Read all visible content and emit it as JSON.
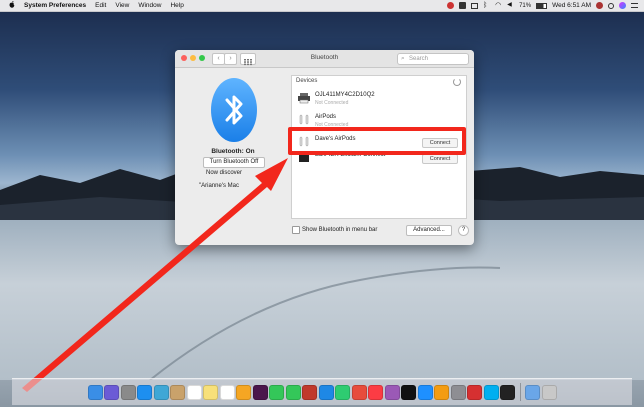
{
  "menubar": {
    "apple_icon": "apple-logo-icon",
    "app_name": "System Preferences",
    "menus": [
      "Edit",
      "View",
      "Window",
      "Help"
    ],
    "status": {
      "battery": "71%",
      "time": "Wed 6:51 AM"
    }
  },
  "window": {
    "title": "Bluetooth",
    "search_placeholder": "Search",
    "bluetooth_status": "Bluetooth: On",
    "turn_off_label": "Turn Bluetooth Off",
    "discoverable_text": "Now discover",
    "computer_name": "\"Arianne's Mac",
    "devices_header": "Devices",
    "devices": [
      {
        "name": "OJL411MY4C2D10Q2",
        "sub": "Not Connected",
        "action": ""
      },
      {
        "name": "AirPods",
        "sub": "Not Connected",
        "action": ""
      },
      {
        "name": "Dave's AirPods",
        "sub": "",
        "action": "Connect"
      },
      {
        "name": "EDIFIER Exclaim Connect",
        "sub": "",
        "action": "Connect"
      }
    ],
    "show_in_menubar_label": "Show Bluetooth in menu bar",
    "advanced_label": "Advanced...",
    "help_label": "?"
  },
  "annotation": {
    "highlight_color": "#f2271c"
  },
  "dock": {
    "icons": [
      "finder-icon",
      "siri-icon",
      "launchpad-icon",
      "safari-icon",
      "preview-icon",
      "contacts-icon",
      "calendar-icon",
      "notes-icon",
      "reminders-icon",
      "photos-icon",
      "slack-icon",
      "messages-icon",
      "facetime-icon",
      "photo-booth-icon",
      "keynote-icon",
      "numbers-icon",
      "news-icon",
      "music-icon",
      "podcasts-icon",
      "tv-icon",
      "app-store-icon",
      "books-icon",
      "system-preferences-icon",
      "acrobat-icon",
      "skype-icon",
      "terminal-icon",
      "folder-icon",
      "trash-icon"
    ]
  }
}
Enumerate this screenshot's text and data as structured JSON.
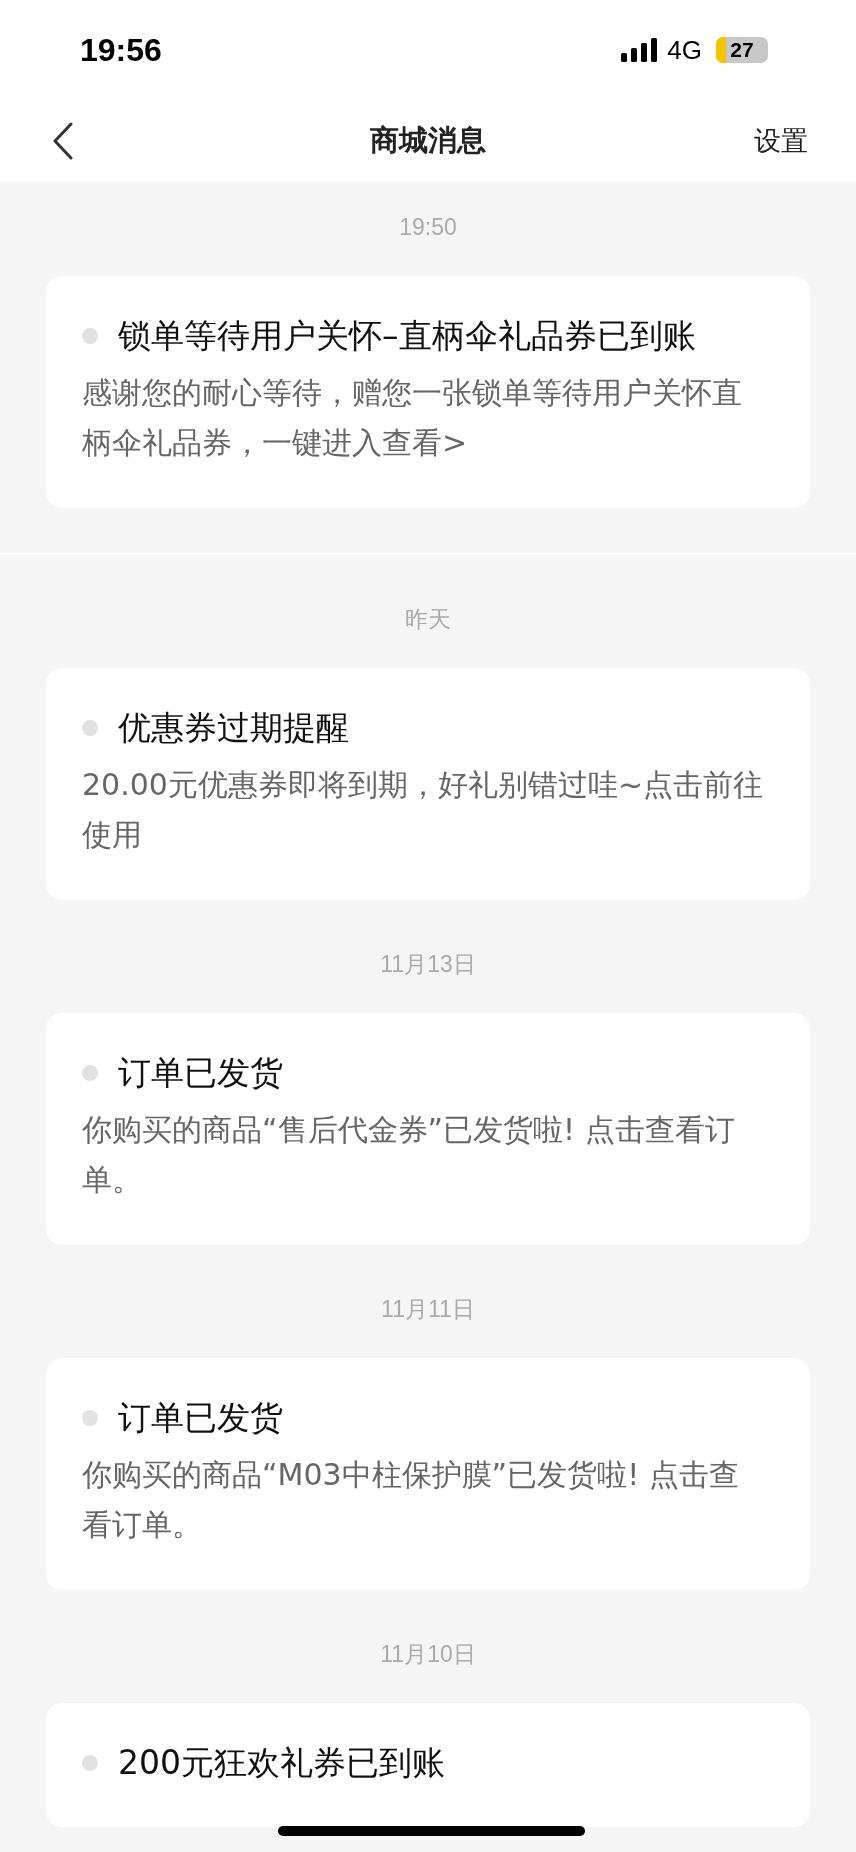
{
  "status_bar": {
    "time": "19:56",
    "network": "4G",
    "battery": "27"
  },
  "nav": {
    "title": "商城消息",
    "action": "设置"
  },
  "sections": [
    {
      "time": "19:50",
      "messages": [
        {
          "title": "锁单等待用户关怀–直柄伞礼品券已到账",
          "body": "感谢您的耐心等待，赠您一张锁单等待用户关怀直柄伞礼品券，一键进入查看>"
        }
      ]
    },
    {
      "time": "昨天",
      "messages": [
        {
          "title": "优惠券过期提醒",
          "body": "20.00元优惠券即将到期，好礼别错过哇~点击前往使用"
        }
      ]
    },
    {
      "time": "11月13日",
      "messages": [
        {
          "title": "订单已发货",
          "body": "你购买的商品“售后代金券”已发货啦! 点击查看订单。"
        }
      ]
    },
    {
      "time": "11月11日",
      "messages": [
        {
          "title": "订单已发货",
          "body": "你购买的商品“M03中柱保护膜”已发货啦! 点击查看订单。"
        }
      ]
    },
    {
      "time": "11月10日",
      "messages": [
        {
          "title": "200元狂欢礼券已到账"
        }
      ]
    }
  ]
}
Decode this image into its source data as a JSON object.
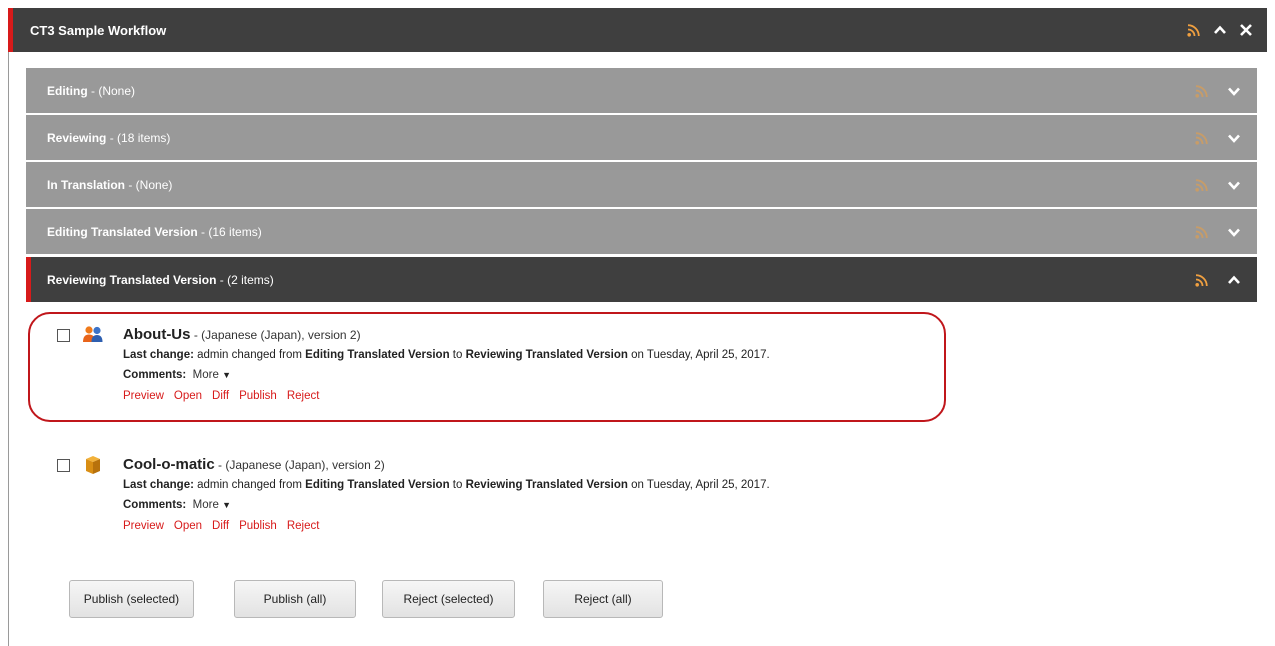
{
  "window": {
    "title": "CT3 Sample Workflow"
  },
  "colors": {
    "accent": "#d71a1a",
    "rss": "#f0a040",
    "header": "#3f3f3f",
    "stage": "#999999"
  },
  "stages": [
    {
      "name": "Editing",
      "count": " - (None)",
      "expanded": false
    },
    {
      "name": "Reviewing",
      "count": " - (18 items)",
      "expanded": false
    },
    {
      "name": "In Translation",
      "count": " - (None)",
      "expanded": false
    },
    {
      "name": "Editing Translated Version",
      "count": " - (16 items)",
      "expanded": false
    },
    {
      "name": "Reviewing Translated Version",
      "count": " - (2 items)",
      "expanded": true
    }
  ],
  "items": [
    {
      "name": "About-Us",
      "meta": " - (Japanese (Japan), version 2)",
      "last_change_label": "Last change:",
      "change_prefix": " admin changed from ",
      "from_stage": "Editing Translated Version",
      "to_word": " to ",
      "to_stage": "Reviewing Translated Version",
      "date_text": " on Tuesday, April 25, 2017.",
      "comments_label": "Comments:",
      "more_label": "More",
      "icon": "group-icon",
      "actions": [
        "Preview",
        "Open",
        "Diff",
        "Publish",
        "Reject"
      ]
    },
    {
      "name": "Cool-o-matic",
      "meta": " - (Japanese (Japan), version 2)",
      "last_change_label": "Last change:",
      "change_prefix": " admin changed from ",
      "from_stage": "Editing Translated Version",
      "to_word": " to ",
      "to_stage": "Reviewing Translated Version",
      "date_text": " on Tuesday, April 25, 2017.",
      "comments_label": "Comments:",
      "more_label": "More",
      "icon": "product-box-icon",
      "actions": [
        "Preview",
        "Open",
        "Diff",
        "Publish",
        "Reject"
      ]
    }
  ],
  "buttons": {
    "publish_selected": "Publish (selected)",
    "publish_all": "Publish (all)",
    "reject_selected": "Reject (selected)",
    "reject_all": "Reject (all)"
  }
}
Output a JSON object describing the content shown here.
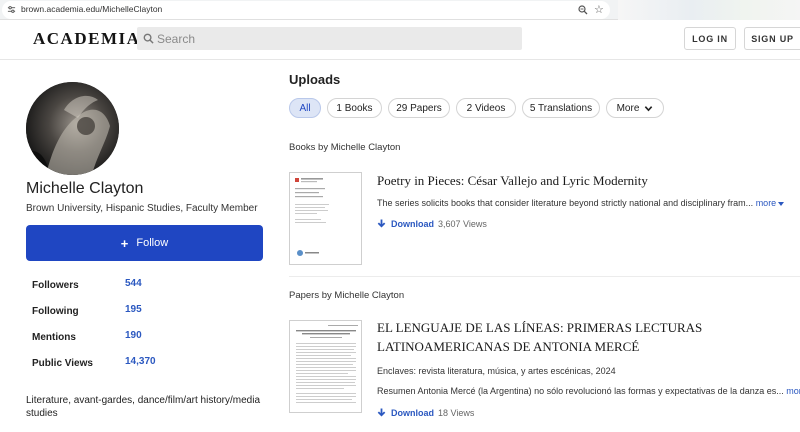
{
  "browser": {
    "url": "brown.academia.edu/MichelleClayton"
  },
  "header": {
    "logo": "ACADEMIA",
    "search_placeholder": "Search",
    "login_label": "LOG IN",
    "signup_label": "SIGN UP"
  },
  "profile": {
    "name": "Michelle Clayton",
    "affiliation": "Brown University, Hispanic Studies, Faculty Member",
    "follow_label": "Follow",
    "stats": [
      {
        "label": "Followers",
        "value": "544"
      },
      {
        "label": "Following",
        "value": "195"
      },
      {
        "label": "Mentions",
        "value": "190"
      },
      {
        "label": "Public Views",
        "value": "14,370"
      }
    ],
    "interests": "Literature, avant-gardes, dance/film/art history/media studies"
  },
  "uploads": {
    "title": "Uploads",
    "tabs": [
      {
        "label": "All",
        "active": true
      },
      {
        "label": "1 Books"
      },
      {
        "label": "29 Papers"
      },
      {
        "label": "2 Videos"
      },
      {
        "label": "5 Translations"
      },
      {
        "label": "More"
      }
    ],
    "books_label": "Books by Michelle Clayton",
    "papers_label": "Papers by Michelle Clayton",
    "book": {
      "title": "Poetry in Pieces: César Vallejo and Lyric Modernity",
      "description": "The series solicits books that consider literature beyond strictly national and disciplinary fram...",
      "more_label": "more",
      "download_label": "Download",
      "views": "3,607 Views"
    },
    "paper": {
      "title_line1": "EL LENGUAJE DE LAS LÍNEAS: PRIMERAS LECTURAS",
      "title_line2": "LATINOAMERICANAS DE ANTONIA MERCÉ",
      "venue": "Enclaves: revista literatura, música, y artes escénicas, 2024",
      "description": "Resumen Antonia Mercé (la Argentina) no sólo revolucionó las formas y expectativas de la danza es...",
      "more_label": "more",
      "download_label": "Download",
      "views": "18 Views"
    }
  },
  "colors": {
    "accent": "#1f46c2",
    "link": "#2b58c0"
  }
}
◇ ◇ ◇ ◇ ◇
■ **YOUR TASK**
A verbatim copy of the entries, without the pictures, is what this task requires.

■ **RESPONSE AREA**
Read all visible content and emit it as JSON.
{
  "menubar": {
    "apple_icon": "apple-logo-icon",
    "app_name": "System Preferences",
    "menus": [
      "Edit",
      "View",
      "Window",
      "Help"
    ],
    "status": {
      "battery": "71%",
      "time": "Wed 6:51 AM"
    }
  },
  "window": {
    "title": "Bluetooth",
    "search_placeholder": "Search",
    "bluetooth_status": "Bluetooth: On",
    "turn_off_label": "Turn Bluetooth Off",
    "discoverable_text": "Now discover",
    "computer_name": "\"Arianne's Mac",
    "devices_header": "Devices",
    "devices": [
      {
        "name": "OJL411MY4C2D10Q2",
        "sub": "Not Connected",
        "action": ""
      },
      {
        "name": "AirPods",
        "sub": "Not Connected",
        "action": ""
      },
      {
        "name": "Dave's AirPods",
        "sub": "",
        "action": "Connect"
      },
      {
        "name": "EDIFIER Exclaim Connect",
        "sub": "",
        "action": "Connect"
      }
    ],
    "show_in_menubar_label": "Show Bluetooth in menu bar",
    "advanced_label": "Advanced...",
    "help_label": "?"
  },
  "annotation": {
    "highlight_color": "#f2271c"
  },
  "dock": {
    "icons": [
      "finder-icon",
      "siri-icon",
      "launchpad-icon",
      "safari-icon",
      "preview-icon",
      "contacts-icon",
      "calendar-icon",
      "notes-icon",
      "reminders-icon",
      "photos-icon",
      "slack-icon",
      "messages-icon",
      "facetime-icon",
      "photo-booth-icon",
      "keynote-icon",
      "numbers-icon",
      "news-icon",
      "music-icon",
      "podcasts-icon",
      "tv-icon",
      "app-store-icon",
      "books-icon",
      "system-preferences-icon",
      "acrobat-icon",
      "skype-icon",
      "terminal-icon",
      "folder-icon",
      "trash-icon"
    ]
  }
}
Enumerate this screenshot's text and data as structured JSON.
{
  "status_bar": {
    "time": "19:56",
    "network": "4G",
    "battery": "27"
  },
  "nav": {
    "title": "商城消息",
    "action": "设置"
  },
  "sections": [
    {
      "time": "19:50",
      "messages": [
        {
          "title": "锁单等待用户关怀–直柄伞礼品券已到账",
          "body": "感谢您的耐心等待，赠您一张锁单等待用户关怀直柄伞礼品券，一键进入查看>"
        }
      ]
    },
    {
      "time": "昨天",
      "messages": [
        {
          "title": "优惠券过期提醒",
          "body": "20.00元优惠券即将到期，好礼别错过哇~点击前往使用"
        }
      ]
    },
    {
      "time": "11月13日",
      "messages": [
        {
          "title": "订单已发货",
          "body": "你购买的商品“售后代金券”已发货啦! 点击查看订单。"
        }
      ]
    },
    {
      "time": "11月11日",
      "messages": [
        {
          "title": "订单已发货",
          "body": "你购买的商品“M03中柱保护膜”已发货啦! 点击查看订单。"
        }
      ]
    },
    {
      "time": "11月10日",
      "messages": [
        {
          "title": "200元狂欢礼券已到账"
        }
      ]
    }
  ]
}
Decode this image into its source data as a JSON object.
{
  "window": {
    "title": "CT3 Sample Workflow"
  },
  "colors": {
    "accent": "#d71a1a",
    "rss": "#f0a040",
    "header": "#3f3f3f",
    "stage": "#999999"
  },
  "stages": [
    {
      "name": "Editing",
      "count": " - (None)",
      "expanded": false
    },
    {
      "name": "Reviewing",
      "count": " - (18 items)",
      "expanded": false
    },
    {
      "name": "In Translation",
      "count": " - (None)",
      "expanded": false
    },
    {
      "name": "Editing Translated Version",
      "count": " - (16 items)",
      "expanded": false
    },
    {
      "name": "Reviewing Translated Version",
      "count": " - (2 items)",
      "expanded": true
    }
  ],
  "items": [
    {
      "name": "About-Us",
      "meta": " - (Japanese (Japan), version 2)",
      "last_change_label": "Last change:",
      "change_prefix": " admin changed from ",
      "from_stage": "Editing Translated Version",
      "to_word": " to ",
      "to_stage": "Reviewing Translated Version",
      "date_text": " on Tuesday, April 25, 2017.",
      "comments_label": "Comments:",
      "more_label": "More",
      "icon": "group-icon",
      "actions": [
        "Preview",
        "Open",
        "Diff",
        "Publish",
        "Reject"
      ]
    },
    {
      "name": "Cool-o-matic",
      "meta": " - (Japanese (Japan), version 2)",
      "last_change_label": "Last change:",
      "change_prefix": " admin changed from ",
      "from_stage": "Editing Translated Version",
      "to_word": " to ",
      "to_stage": "Reviewing Translated Version",
      "date_text": " on Tuesday, April 25, 2017.",
      "comments_label": "Comments:",
      "more_label": "More",
      "icon": "product-box-icon",
      "actions": [
        "Preview",
        "Open",
        "Diff",
        "Publish",
        "Reject"
      ]
    }
  ],
  "buttons": {
    "publish_selected": "Publish (selected)",
    "publish_all": "Publish (all)",
    "reject_selected": "Reject (selected)",
    "reject_all": "Reject (all)"
  }
}
Output a JSON object describing the content shown here.
{
  "browser": {
    "url": "brown.academia.edu/MichelleClayton"
  },
  "header": {
    "logo": "ACADEMIA",
    "search_placeholder": "Search",
    "login_label": "LOG IN",
    "signup_label": "SIGN UP"
  },
  "profile": {
    "name": "Michelle Clayton",
    "affiliation": "Brown University, Hispanic Studies, Faculty Member",
    "follow_label": "Follow",
    "stats": [
      {
        "label": "Followers",
        "value": "544"
      },
      {
        "label": "Following",
        "value": "195"
      },
      {
        "label": "Mentions",
        "value": "190"
      },
      {
        "label": "Public Views",
        "value": "14,370"
      }
    ],
    "interests": "Literature, avant-gardes, dance/film/art history/media studies"
  },
  "uploads": {
    "title": "Uploads",
    "tabs": [
      {
        "label": "All",
        "active": true
      },
      {
        "label": "1 Books"
      },
      {
        "label": "29 Papers"
      },
      {
        "label": "2 Videos"
      },
      {
        "label": "5 Translations"
      },
      {
        "label": "More"
      }
    ],
    "books_label": "Books by Michelle Clayton",
    "papers_label": "Papers by Michelle Clayton",
    "book": {
      "title": "Poetry in Pieces: César Vallejo and Lyric Modernity",
      "description": "The series solicits books that consider literature beyond strictly national and disciplinary fram...",
      "more_label": "more",
      "download_label": "Download",
      "views": "3,607 Views"
    },
    "paper": {
      "title_line1": "EL LENGUAJE DE LAS LÍNEAS: PRIMERAS LECTURAS",
      "title_line2": "LATINOAMERICANAS DE ANTONIA MERCÉ",
      "venue": "Enclaves: revista literatura, música, y artes escénicas, 2024",
      "description": "Resumen Antonia Mercé (la Argentina) no sólo revolucionó las formas y expectativas de la danza es...",
      "more_label": "more",
      "download_label": "Download",
      "views": "18 Views"
    }
  },
  "colors": {
    "accent": "#1f46c2",
    "link": "#2b58c0"
  }
}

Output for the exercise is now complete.